A meltdown is an intense response to an overwhelming situation, it happens when someone is facing so many emotions, and their situation is overwhelming, hence an intense reaction for a certain amount of time, which is temporary. Its an outward response to external stressors.
What is a shutdown?
A shutdown is a more muted response to a situation. It happens when the individual is under extreme stress and sensory overload. It is commonly known to happen to autistic people quite frequently. This is an inward response to external stressors.
What’s the difference between the two?

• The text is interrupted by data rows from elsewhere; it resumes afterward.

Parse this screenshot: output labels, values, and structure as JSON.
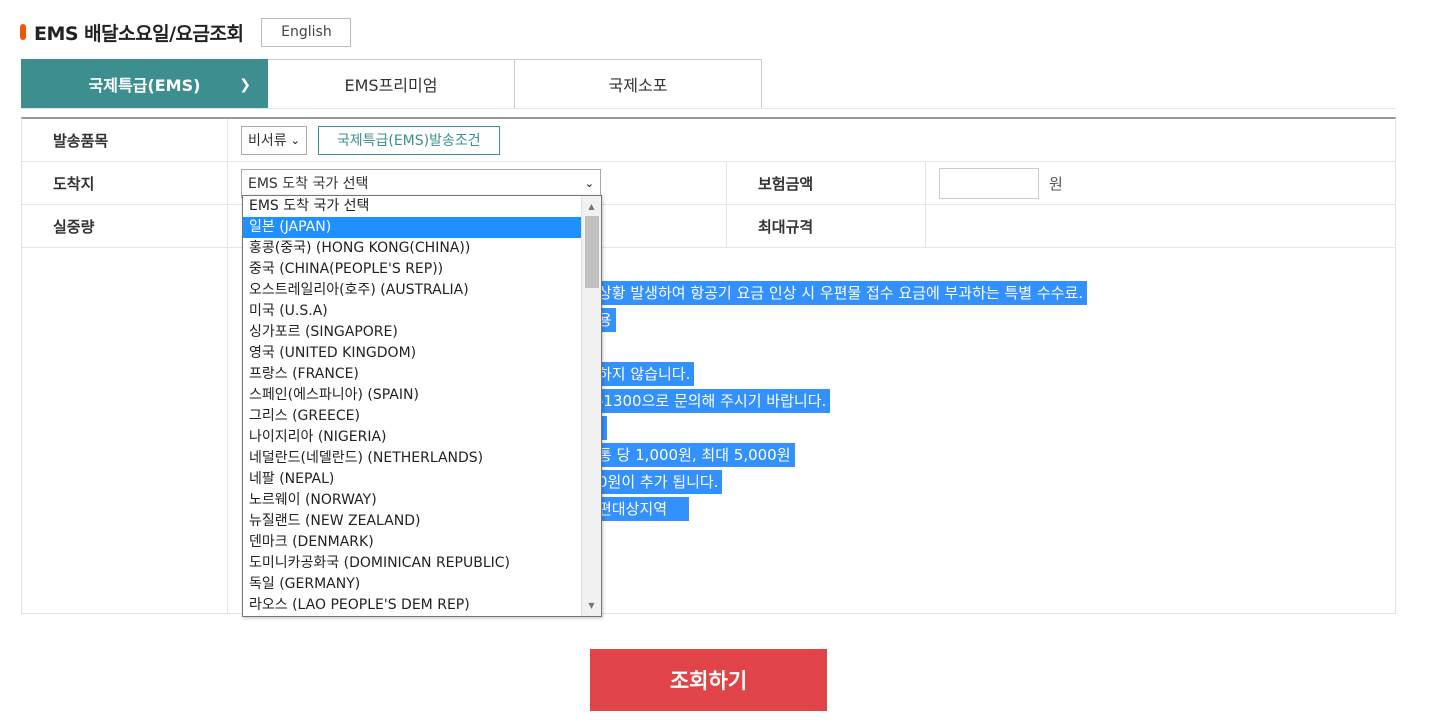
{
  "header": {
    "title": "EMS 배달소요일/요금조회",
    "lang_button": "English"
  },
  "tabs": [
    {
      "label": "국제특급(EMS)",
      "active": true
    },
    {
      "label": "EMS프리미엄",
      "active": false
    },
    {
      "label": "국제소포",
      "active": false
    }
  ],
  "form": {
    "item_label": "발송품목",
    "item_value": "비서류",
    "cond_button": "국제특급(EMS)발송조건",
    "dest_label": "도착지",
    "dest_value": "EMS 도착 국가 선택",
    "insurance_label": "보험금액",
    "insurance_value": "",
    "won_unit": "원",
    "weight_label": "실중량",
    "max_size_label": "최대규격"
  },
  "notes": [
    "상황 발생하여 항공기 요금 인상 시 우편물 접수 요금에 부과하는 특별 수수료.",
    "용",
    "",
    "하지 않습니다.",
    "-1300으로 문의해 주시기 바랍니다.",
    ".",
    "통 당 1,000원, 최대 5,000원",
    "0원이 추가 됩니다.",
    "편대상지역"
  ],
  "dropdown": {
    "options": [
      "EMS 도착 국가 선택",
      "일본 (JAPAN)",
      "홍콩(중국) (HONG KONG(CHINA))",
      "중국 (CHINA(PEOPLE'S REP))",
      "오스트레일리아(호주) (AUSTRALIA)",
      "미국 (U.S.A)",
      "싱가포르 (SINGAPORE)",
      "영국 (UNITED KINGDOM)",
      "프랑스 (FRANCE)",
      "스페인(에스파니아) (SPAIN)",
      "그리스 (GREECE)",
      "나이지리아 (NIGERIA)",
      "네덜란드(네델란드) (NETHERLANDS)",
      "네팔 (NEPAL)",
      "노르웨이 (NORWAY)",
      "뉴질랜드 (NEW ZEALAND)",
      "덴마크 (DENMARK)",
      "도미니카공화국 (DOMINICAN REPUBLIC)",
      "독일 (GERMANY)",
      "라오스 (LAO PEOPLE'S DEM REP)"
    ],
    "highlighted_index": 1
  },
  "search_button": "조회하기",
  "colors": {
    "accent": "#3d8f8f",
    "search": "#e04448",
    "highlight": "#1e90ff"
  }
}
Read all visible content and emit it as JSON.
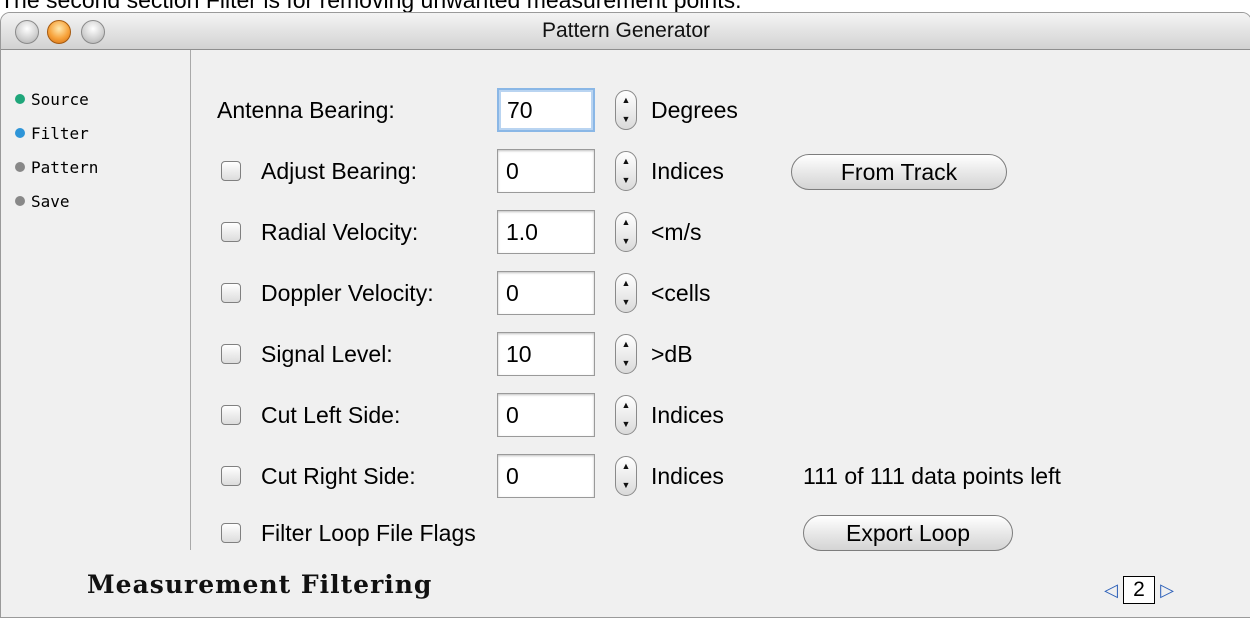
{
  "caption": "The second section Filter is for removing unwanted measurement points.",
  "window": {
    "title": "Pattern Generator"
  },
  "sidebar": {
    "steps": [
      {
        "label": "Source",
        "color": "#1fa67a"
      },
      {
        "label": "Filter",
        "color": "#2e95d8"
      },
      {
        "label": "Pattern",
        "color": "#888888"
      },
      {
        "label": "Save",
        "color": "#888888"
      }
    ]
  },
  "form": {
    "antenna_bearing": {
      "label": "Antenna Bearing:",
      "value": "70",
      "unit": "Degrees"
    },
    "adjust_bearing": {
      "label": "Adjust Bearing:",
      "value": "0",
      "unit": "Indices",
      "checked": false
    },
    "radial_velocity": {
      "label": "Radial Velocity:",
      "value": "1.0",
      "unit": "<m/s",
      "checked": false
    },
    "doppler_velocity": {
      "label": "Doppler Velocity:",
      "value": "0",
      "unit": "<cells",
      "checked": false
    },
    "signal_level": {
      "label": "Signal Level:",
      "value": "10",
      "unit": ">dB",
      "checked": false
    },
    "cut_left": {
      "label": "Cut Left Side:",
      "value": "0",
      "unit": "Indices",
      "checked": false
    },
    "cut_right": {
      "label": "Cut Right Side:",
      "value": "0",
      "unit": "Indices",
      "checked": false
    },
    "filter_loop": {
      "label": "Filter Loop File Flags",
      "checked": false
    }
  },
  "buttons": {
    "from_track": "From Track",
    "export_loop": "Export Loop"
  },
  "status": {
    "points_left": "111 of 111 data points left"
  },
  "footer": {
    "title": "Measurement Filtering",
    "page": "2"
  },
  "colors": {
    "focus_ring": "#8ab7e6",
    "pager_arrow": "#2b5fb8"
  }
}
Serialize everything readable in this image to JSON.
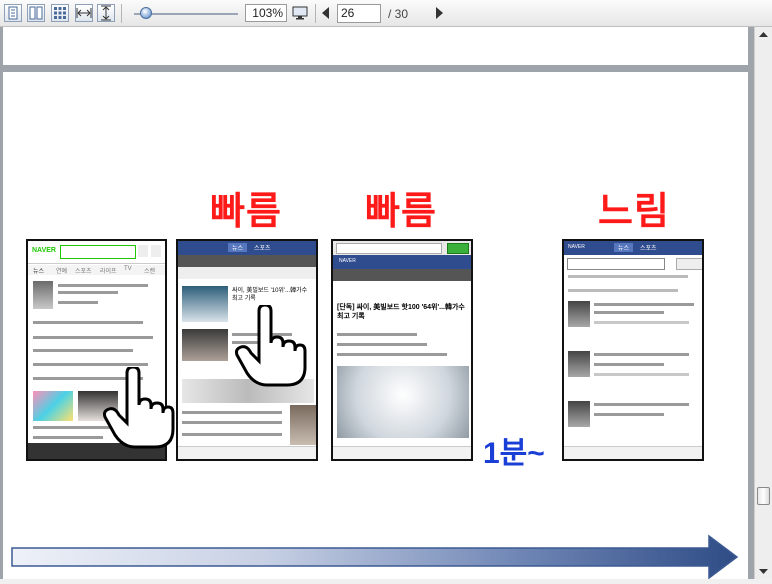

A meltdown is an intense reaction to an overwhelming situation, whilst a shutdown is a more quiet and muted reaction to a situation. A meltdown, you could be going through so many emotions and react verbally, which could be shouting, crying or complaining of feeling agitation. Whilst a shutdown is more silent, so you may feel irritated, showing signs of it through body language like closed posture etc, keeping it all to yourself, whilst being mute. Some people can describe their shutdown as their senses shutting down, for example, some say their hearing will start to go or they get tunnel vision as their peripheral vision shuts down.
How can either of these affect me as an autistic person?
If you want to know more and are or suspect you’re autistic, head on over to the autistic only page about this! Hyperlink
How can i help someone when they are experiencing a meltdown, or shutdown?
Whilst i can’t speak for every autistic, we are all so different, some general and standard tips would be to as soon as immediately possible, take them to a quiet place. This gives us time to process and regulate our thoughts and emotions.
- If you’re with someone who’s experienced one of the two, try to be calm and composed. During a time where someone is going through so much internally, it can be tempting to get frustrated and upset with them but it will only make matters worse. Be careful of your tone of voice as any slight hint of agitation can immediately spike their meltdown or shutdown again, as we will be feeling very fragile and sensitive during these moments.
- Avoid asking them lots of questions, this can be overwhelming and overload them even more. Ask one question at a time so that our brains can easily process what we need to reply with during this stressful experience.
- Some people in either instance can become non-speaking – give them an option to communicate that doesn’t require verbal communication. Giving them a pen and paper can really help, or if they or you have any app that supports text to speech, please give them your phone to do this (or ask them if they have one, to use their text to speech/AAC app).
- Get them a drink and/or something to eat. Having a meltdown uses a lot of blood sugar and energy and they will be very exhausted. It can help calm some people down. If they like hot drinks get them a hot drink to sip on while they come back down again.
- sometimes some autistic people feel calmer with pressure therapy, being held or having a weighted blanket on them can calm them down – ask them would they like you to hold them or place a blanket on them.